“While the student in this instance clearly intended to mock and provoke people, from video of the incident he did not appear to be making a targeted threat or to be creating a real fear of bodily harm,” said Weinberg. “Particularly in a public forum space where First Amendment protections are at their height, even this kind of contemptible racist speech is protected by the First Amendment.”

1st Amdt: An Open Invitation to Disputes

One case precedent that seems naturally relevant here dates back eight decades, when SCOTUS asserted that public officials in America are constitutionally precluded from punishing people for provoking others to anger through the exercise of speech.

By its very nature, “a function of free speech under our system of government is to invite dispute,” declared Justice William O. Douglas, writing for the majority in the Supreme Court’s 1949 Terminiello v. City of Chicago opinion.

That ruling overturned a priest’s conviction for “breach of the peace” resulting from a speech he gave that sparked a riot by protestors angered at his fulminations against Jews and President Franklin  Roosevelt, who, it’s worth noting in our current age of nakedly partisan judicial outcome-engineering, was responsible for nominating Douglas to the court of last resort in the first place.

Douglas, widely regarded as one of America’s staunchest 20th Century civil libertarian jurists, wrote that freedom of speech “may indeed best serve its high purpose when it induces a condition of unrest, creates dissatisfaction with conditions as they are, or even stirs people to anger.”

“Speech is often provocative and challenging,” he wrote.

And oftentimes expressions of controversial or contentious notions “may strike at prejudices and preconceptions and have profound unsettling effects,” Douglas wrote, adding that while perhaps not entirely absolute, the right to free speech in America is “nevertheless protected against censorship or punishment, unless shown likely to produce a clear and present danger of a serious substantive evil that rises far above public inconvenience, annoyance, or unrest.”

“There is no room under our Constitution for a more restrictive view,” Douglas concluded. “For the alternative would lead to standardization of ideas either by legislatures, courts, or dominant political or community groups.”

Given that the circumstances of the case Justice Douglas was writing about involved both the casting of collective ethnic aspersions and an actual resulting riot, it’s difficult to see how Rettke’s actions — which resulted in no violence, and were in fact laughed at by many — could be seen by a sober-minded Bill-of-Rights-supporting observer as not protected by the First Amendment and its relevant case law.

Protecting the Franchise

In fact, Rettke’s inconsiderate clowning arguably resulted, at least in the short run, in just the sort of “high purpose” that Justice Douglas said allowing free speech was designed to serve.
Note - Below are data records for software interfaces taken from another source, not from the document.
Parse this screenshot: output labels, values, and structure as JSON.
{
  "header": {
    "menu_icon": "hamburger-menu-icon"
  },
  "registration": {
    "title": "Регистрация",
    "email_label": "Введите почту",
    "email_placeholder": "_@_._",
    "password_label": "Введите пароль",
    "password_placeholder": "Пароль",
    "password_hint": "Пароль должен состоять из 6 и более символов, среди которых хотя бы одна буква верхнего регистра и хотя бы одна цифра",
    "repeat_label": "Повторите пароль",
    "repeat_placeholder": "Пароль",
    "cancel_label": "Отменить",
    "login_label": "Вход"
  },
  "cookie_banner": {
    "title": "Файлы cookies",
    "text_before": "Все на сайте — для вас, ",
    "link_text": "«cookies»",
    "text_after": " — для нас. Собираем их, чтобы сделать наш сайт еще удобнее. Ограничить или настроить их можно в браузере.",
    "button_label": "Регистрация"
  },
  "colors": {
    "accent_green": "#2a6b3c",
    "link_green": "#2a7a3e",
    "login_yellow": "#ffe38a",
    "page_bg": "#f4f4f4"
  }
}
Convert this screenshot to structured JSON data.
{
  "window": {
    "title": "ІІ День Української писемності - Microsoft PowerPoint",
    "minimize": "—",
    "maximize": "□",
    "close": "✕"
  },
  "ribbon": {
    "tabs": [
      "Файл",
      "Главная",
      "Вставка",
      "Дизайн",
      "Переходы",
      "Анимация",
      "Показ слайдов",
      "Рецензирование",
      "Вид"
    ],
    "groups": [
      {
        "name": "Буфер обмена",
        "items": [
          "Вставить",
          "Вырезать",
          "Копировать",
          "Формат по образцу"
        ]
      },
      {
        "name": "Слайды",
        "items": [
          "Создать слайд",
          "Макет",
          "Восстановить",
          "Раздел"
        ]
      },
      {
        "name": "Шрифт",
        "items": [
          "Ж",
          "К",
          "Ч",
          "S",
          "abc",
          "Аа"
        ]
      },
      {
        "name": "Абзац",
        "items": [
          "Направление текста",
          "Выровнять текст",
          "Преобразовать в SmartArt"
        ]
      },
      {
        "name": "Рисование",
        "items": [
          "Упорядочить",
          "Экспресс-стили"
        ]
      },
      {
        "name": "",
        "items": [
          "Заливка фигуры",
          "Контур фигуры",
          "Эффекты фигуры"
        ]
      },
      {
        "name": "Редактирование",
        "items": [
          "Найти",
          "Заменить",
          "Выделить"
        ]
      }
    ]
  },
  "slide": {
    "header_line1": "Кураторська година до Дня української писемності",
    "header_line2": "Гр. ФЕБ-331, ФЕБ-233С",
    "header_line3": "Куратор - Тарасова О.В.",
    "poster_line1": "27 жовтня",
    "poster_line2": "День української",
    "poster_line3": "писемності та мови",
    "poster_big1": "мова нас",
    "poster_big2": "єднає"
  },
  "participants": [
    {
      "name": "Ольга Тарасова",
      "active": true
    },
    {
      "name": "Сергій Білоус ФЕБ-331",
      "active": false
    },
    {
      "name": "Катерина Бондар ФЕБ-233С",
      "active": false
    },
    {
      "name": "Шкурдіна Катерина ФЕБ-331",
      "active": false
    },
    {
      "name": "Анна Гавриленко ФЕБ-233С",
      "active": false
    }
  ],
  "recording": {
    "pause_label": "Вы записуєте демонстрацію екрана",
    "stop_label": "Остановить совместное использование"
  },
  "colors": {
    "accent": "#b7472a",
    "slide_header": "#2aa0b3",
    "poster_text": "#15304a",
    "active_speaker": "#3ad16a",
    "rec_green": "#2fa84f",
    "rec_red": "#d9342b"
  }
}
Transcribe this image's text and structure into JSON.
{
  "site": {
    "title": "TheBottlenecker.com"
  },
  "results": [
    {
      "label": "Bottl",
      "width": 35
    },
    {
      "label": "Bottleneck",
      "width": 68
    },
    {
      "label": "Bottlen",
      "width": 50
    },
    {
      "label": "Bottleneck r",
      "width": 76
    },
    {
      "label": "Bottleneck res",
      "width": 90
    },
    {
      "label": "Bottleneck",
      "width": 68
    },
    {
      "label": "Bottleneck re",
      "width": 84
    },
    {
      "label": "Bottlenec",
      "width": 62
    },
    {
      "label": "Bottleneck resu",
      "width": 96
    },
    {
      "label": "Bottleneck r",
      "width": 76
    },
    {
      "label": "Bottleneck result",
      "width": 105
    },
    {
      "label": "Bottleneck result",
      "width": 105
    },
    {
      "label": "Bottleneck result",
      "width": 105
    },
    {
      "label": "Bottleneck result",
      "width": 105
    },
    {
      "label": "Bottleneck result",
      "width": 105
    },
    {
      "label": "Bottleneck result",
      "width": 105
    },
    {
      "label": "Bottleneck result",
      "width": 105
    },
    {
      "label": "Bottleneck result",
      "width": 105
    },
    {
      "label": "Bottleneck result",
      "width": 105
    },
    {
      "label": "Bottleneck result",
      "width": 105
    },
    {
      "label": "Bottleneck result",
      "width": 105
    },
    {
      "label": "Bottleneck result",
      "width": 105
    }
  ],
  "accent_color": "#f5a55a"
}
It forced the other students to muster the integrity and wisdom to embrace a responsible and civilized course of action and refrain from lashing out in violence, even when provoked by an outrageously offensive exhibition of bigotry.

“It’s crazy that something negative brought so much positivity,” Madison, one of the students who video-recorded Rettke’s antics, said on a Facebook livestream later. “Tristan, if you are listening, I thank you for it. Because me and everybody who went through your despicable display — we’re better people because of it. We are stronger people because of it.”

The exalted and despised Baltimore humorist and quasi-misanthropic newspaper editor H.L. Mencken — whose daunting journalistic talents were put to pitiless literary effect during the Scopes Monkey Trial in Dayton nearly a century ago — wrote eloquent and relevant words about the nature of free speech that jurors in Jonesborough would do well to take under advisement.

As a lifelong chronicler of political fraud, public folly and societal stupidity, the Sage of Baltimore said he’d become “convinced that free speech is worth nothing unless it includes a full franchise to be foolish and even to be malicious.”

“The trouble with fighting for human freedom is that one spends most of one’s time defending scoundrels,” Mencken said. “For it is against scoundrels that oppressive laws are first aimed, and oppression must be stopped at the beginning if it is to be stopped at all.”